Theo Jansen's kinetic sculpture Strandbeest. A wind-driven walking machine.

An eight-bar linkage is a one degree-of-freedom mechanism that is constructed from eight links and 10 joints.[1] These linkages are rare compared to four-bar and six-bar linkages, but two well-known examples are the Peaucellier linkage and the linkage designed by Theo Jansen for his walking machines.

bars of identical colour are of equal length

There are sixteen different topologies of eight-bar linkages which are distinguished by their non-isomorphic linkage graphs. Of these 16 topologies, nine are in class (4, 4, 0, 0), five are in (5, 2, 1, 0) and two in (6, 0, 2, 0).

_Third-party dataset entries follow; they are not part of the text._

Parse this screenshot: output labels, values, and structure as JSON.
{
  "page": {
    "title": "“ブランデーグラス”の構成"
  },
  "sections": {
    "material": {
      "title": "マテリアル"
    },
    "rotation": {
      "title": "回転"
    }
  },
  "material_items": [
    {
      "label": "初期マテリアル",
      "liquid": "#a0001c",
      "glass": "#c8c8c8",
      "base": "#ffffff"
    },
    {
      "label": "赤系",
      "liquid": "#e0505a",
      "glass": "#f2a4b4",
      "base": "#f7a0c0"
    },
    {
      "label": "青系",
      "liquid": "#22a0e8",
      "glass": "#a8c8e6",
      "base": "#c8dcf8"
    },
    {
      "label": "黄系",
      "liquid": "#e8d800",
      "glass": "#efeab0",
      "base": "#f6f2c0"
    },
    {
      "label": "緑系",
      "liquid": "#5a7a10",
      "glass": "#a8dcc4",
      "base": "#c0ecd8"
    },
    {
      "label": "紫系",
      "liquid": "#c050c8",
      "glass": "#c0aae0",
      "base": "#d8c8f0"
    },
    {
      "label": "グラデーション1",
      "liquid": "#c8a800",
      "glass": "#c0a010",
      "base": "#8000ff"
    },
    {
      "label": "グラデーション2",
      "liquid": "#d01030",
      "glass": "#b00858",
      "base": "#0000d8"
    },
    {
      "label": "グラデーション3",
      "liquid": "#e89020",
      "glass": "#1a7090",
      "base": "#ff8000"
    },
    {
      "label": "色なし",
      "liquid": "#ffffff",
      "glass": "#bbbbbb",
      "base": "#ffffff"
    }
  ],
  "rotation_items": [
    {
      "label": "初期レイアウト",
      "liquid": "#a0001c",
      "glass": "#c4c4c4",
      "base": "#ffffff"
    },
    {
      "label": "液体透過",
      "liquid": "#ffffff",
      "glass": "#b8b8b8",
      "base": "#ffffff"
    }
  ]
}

The Peaucellier linkage (or Peaucellier–Lipkin cell, or Peaucellier–Lipkin Inversor) is an eight-bar linkage constructed from hinged joints that traces a pure straight line from a rotary input. It is named after Charles-Nicolas Peaucellier (1832–1913), a French army officer, and Yom Tov Lipman Lipkin (1846–1876), a Lithuanian Jew and son of the famed Rabbi Israel Salanter.[3][4]

This linkage clearly consists of eight bars when the ground frame is counted as a bar. The Chebychev–Grübler–Kutzbach criterion shows that an eight-bar linkage must have ten single degree-of-freedom joints, while the Peaucellier linkage appears to have only six hinged joints. This is resolved by noting that four of the hinged joints each connect three bars. This is considered to be a special case of two joints that are located in the same place. Thus, six plus four provides the 10 one degree-of-freedom joints.

The Peaucellier linkage is a (4, 4, 0, 0) eight-bar linkage, which means four of the bars have two joints and four bars have three joints.

Animation of one leg of Theo Jansen's Strandbeest